  2. Asheim, Olav. “Reality, Pretense, and the Ludic of Parenthesis.” In The Philosophy of Computer Games, John Richard Sageng, Hallvard Fossheim, and Trajei Mandt Larsen, eds. New York: Springer Publishing, 2012, 233–58.CrossRefGoogle Scholar
  3. Caruth, Cathy. Trauma: Explorations in Memory. Baltimore, MD: Johns Hopkins University Press, 1995.Google Scholar
  4. Collins-Cavanaugh, Dan. “Real Fathers Bake Cookies.” In Fatherhood: Philosophy for Everyone, The Dao of Daddy, Lon S. Nease and Michael W. Austin, eds. New York: Wiley-Blackwell Publishing, 2010, 99–109.Google Scholar
  5. Crawford, Gary. Video Gamers. New York: Routledge Press, 2012.Google Scholar
  6. Dansky, Richard. “Introduction to Game Narrative.” In Game Writing Narrative Skills for Videogames, Chris Bateman, ed. Boston: Charles River Media, 2007, 1–24.Google Scholar
  7. Flynn, Thomas R. Existentialism: A Very Short Introduction. New York: Oxford University Press, 2006.CrossRefGoogle Scholar
  8. Green, Andrew. “Dawn of the Dead: Fathers Are the New Video Game Heroes.” Last modified November 12, 2012. http://www.wired.com/2012/11/dawn-of-the-dad/.
  9. Gunter, Barrie.

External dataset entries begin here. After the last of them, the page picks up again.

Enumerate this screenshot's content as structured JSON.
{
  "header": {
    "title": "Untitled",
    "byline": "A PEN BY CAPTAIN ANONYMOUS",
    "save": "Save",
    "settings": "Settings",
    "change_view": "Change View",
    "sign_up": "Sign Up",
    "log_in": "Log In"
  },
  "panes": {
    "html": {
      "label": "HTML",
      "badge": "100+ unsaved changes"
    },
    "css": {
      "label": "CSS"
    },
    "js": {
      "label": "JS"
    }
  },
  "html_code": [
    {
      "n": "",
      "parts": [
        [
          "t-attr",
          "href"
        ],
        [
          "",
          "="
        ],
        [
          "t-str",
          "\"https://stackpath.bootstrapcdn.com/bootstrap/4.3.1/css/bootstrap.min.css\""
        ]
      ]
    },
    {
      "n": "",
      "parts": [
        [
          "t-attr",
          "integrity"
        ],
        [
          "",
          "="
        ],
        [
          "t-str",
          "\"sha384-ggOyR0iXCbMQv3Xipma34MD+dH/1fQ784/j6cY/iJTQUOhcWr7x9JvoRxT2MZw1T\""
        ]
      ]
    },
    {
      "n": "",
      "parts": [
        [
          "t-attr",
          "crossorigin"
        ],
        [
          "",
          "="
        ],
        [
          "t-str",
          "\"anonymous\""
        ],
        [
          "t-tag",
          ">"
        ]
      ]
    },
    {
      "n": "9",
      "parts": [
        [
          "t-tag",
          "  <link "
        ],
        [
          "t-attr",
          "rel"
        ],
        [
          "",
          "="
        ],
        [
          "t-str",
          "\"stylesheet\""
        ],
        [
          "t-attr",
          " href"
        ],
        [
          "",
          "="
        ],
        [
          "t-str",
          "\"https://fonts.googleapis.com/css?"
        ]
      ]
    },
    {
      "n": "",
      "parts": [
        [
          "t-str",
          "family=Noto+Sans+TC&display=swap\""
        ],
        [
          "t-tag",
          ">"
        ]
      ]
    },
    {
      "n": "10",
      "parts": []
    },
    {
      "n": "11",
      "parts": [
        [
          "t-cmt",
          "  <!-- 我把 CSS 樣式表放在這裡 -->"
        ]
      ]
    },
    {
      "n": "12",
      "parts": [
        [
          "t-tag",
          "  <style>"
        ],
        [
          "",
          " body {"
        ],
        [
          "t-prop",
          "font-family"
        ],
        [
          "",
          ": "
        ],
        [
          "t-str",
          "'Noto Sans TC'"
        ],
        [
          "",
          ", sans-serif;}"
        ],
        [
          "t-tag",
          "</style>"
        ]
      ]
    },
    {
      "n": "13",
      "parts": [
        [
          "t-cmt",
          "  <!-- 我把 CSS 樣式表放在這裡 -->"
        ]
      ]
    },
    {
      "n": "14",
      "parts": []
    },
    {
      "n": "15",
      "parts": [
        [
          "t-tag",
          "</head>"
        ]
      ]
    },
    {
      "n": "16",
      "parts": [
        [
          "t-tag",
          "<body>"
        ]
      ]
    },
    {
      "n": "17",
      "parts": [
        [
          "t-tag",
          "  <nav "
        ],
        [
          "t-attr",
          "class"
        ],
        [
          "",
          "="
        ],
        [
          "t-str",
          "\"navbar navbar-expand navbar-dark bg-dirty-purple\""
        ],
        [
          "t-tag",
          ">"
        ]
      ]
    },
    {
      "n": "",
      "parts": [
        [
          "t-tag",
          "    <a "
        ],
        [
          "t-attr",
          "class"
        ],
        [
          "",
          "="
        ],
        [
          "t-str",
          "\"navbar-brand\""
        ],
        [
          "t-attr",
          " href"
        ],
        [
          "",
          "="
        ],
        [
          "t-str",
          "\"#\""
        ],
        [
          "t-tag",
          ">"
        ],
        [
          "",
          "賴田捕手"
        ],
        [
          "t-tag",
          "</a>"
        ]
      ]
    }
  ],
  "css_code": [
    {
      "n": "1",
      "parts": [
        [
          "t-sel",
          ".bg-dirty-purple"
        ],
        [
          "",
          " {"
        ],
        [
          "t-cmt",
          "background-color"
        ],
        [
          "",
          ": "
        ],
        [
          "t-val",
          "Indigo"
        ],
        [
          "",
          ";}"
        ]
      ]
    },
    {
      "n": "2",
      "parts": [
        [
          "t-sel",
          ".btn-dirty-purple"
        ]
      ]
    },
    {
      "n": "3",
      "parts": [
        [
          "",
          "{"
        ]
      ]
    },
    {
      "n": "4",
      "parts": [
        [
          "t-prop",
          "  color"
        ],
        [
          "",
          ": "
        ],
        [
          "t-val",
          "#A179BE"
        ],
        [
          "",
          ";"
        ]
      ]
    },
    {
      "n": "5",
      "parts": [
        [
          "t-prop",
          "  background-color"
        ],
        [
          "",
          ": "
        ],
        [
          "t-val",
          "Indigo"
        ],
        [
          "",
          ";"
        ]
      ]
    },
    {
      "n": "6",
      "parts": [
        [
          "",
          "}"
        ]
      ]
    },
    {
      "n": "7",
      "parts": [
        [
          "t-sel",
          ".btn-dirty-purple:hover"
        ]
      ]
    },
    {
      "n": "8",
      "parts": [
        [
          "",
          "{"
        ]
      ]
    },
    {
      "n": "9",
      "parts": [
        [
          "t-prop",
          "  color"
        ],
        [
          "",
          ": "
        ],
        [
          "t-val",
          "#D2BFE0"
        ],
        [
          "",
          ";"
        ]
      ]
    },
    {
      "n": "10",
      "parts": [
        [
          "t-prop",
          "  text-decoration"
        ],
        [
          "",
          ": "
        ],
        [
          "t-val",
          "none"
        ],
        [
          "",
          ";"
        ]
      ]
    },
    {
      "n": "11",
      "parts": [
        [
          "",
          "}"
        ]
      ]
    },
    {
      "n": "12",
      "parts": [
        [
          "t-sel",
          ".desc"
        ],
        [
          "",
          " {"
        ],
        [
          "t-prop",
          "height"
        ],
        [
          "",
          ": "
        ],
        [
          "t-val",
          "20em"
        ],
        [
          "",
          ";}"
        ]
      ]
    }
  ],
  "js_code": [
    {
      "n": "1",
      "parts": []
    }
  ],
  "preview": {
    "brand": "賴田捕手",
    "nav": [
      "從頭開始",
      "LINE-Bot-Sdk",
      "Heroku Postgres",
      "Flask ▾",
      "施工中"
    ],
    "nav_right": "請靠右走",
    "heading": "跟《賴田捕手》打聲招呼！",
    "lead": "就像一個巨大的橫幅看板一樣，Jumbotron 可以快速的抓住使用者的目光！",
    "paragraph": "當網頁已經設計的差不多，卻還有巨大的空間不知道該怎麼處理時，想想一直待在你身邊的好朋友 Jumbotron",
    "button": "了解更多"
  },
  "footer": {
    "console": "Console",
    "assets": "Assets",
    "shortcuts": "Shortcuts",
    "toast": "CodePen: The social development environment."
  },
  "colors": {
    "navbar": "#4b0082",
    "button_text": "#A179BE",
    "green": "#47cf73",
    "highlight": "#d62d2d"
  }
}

Media Research Methods: Measuring Audiences, Reactions and Impact. London: SAGE Publications, 2000.Google Scholar
  10. Lankoski, Petri. “Player Character Engagement in Computer Games.” Games and Culture 6,4 (2011): 291–311.CrossRefGoogle Scholar
  11. Livingstone, S. “The Meaning of Domestic Technologies: A Personal Construct Analysis of Familiar Gender Relations.” In Consuming Technologies: Media and Information Technologies in Domestic Spaces, R. Silverstone and E. Hirsch, eds. London: Routledge, 1990, 113–30.Google Scholar
  12. Loftus, Jeffery R. and Elizabeth F. Loftus. Mind at Play: The Psychology of Video Games. New York: Basic Books, 1983.Google Scholar
  13. Naughty Dog. The Last of Us. Blu-Ray Disc. Game Directed by Bruce Straley and Neil Druokmann. Playstation 3. Sony Computer Entertainment. 2012.Google Scholar
  14. Nelson, Michael. “Existence.” The Stanford Encyclopedia of Philosophy (Winter 2012 ed.), Edward N. Zalta, ed., http://plato.stanford.edu/archives/win2012/entries/existence/.
  15. Quantic Dreams. Heavy Rain: The Origami Killer. Blu-Ray Disc. Game Directed by David Cage. Playstation 3. Sony Computer Entertainment. 2009.Google Scholar
  16. Ruggill, Judd E. and Ken S. Mcallister. Gaming Matters: Art, Science, Magic, and the Computer Game Medium. Tuscaloosa: The University of Alabama Press, 2011.Google Scholar
  17. Sartre, Jean-Paul. Being and Nothingness: A Phenomenological Essay on Ontology. Translated by Hazel E. Barnes. New York: Washington Square Press, 1984.Google Scholar
  18. Sullivan, John L. Media Audiences: Effects, Users, Institutions, and Power. London: SAGE Publications, 2013.Google Scholar
  19. Tavinor, Grant. Video Games and Interactive Fiction. Philosophy and Literature 29, 1 (April 2005): 24–40.CrossRefGoogle Scholar
  20. Vanderheide, Nancy. Review of Trauma and Human Existence: Autobiographical, Psychoanalytic, and Philosophical Reflections, by Robert Stolorow. Psychologist-Psychoanalyst, 28,3 (Summer 2008): 78–79.Google Scholar

Copyright information

© Melvin G. Hill 2016

Authors and Affiliations

  • Melvin G. Hill

There are no affiliations available

Personalised recommendations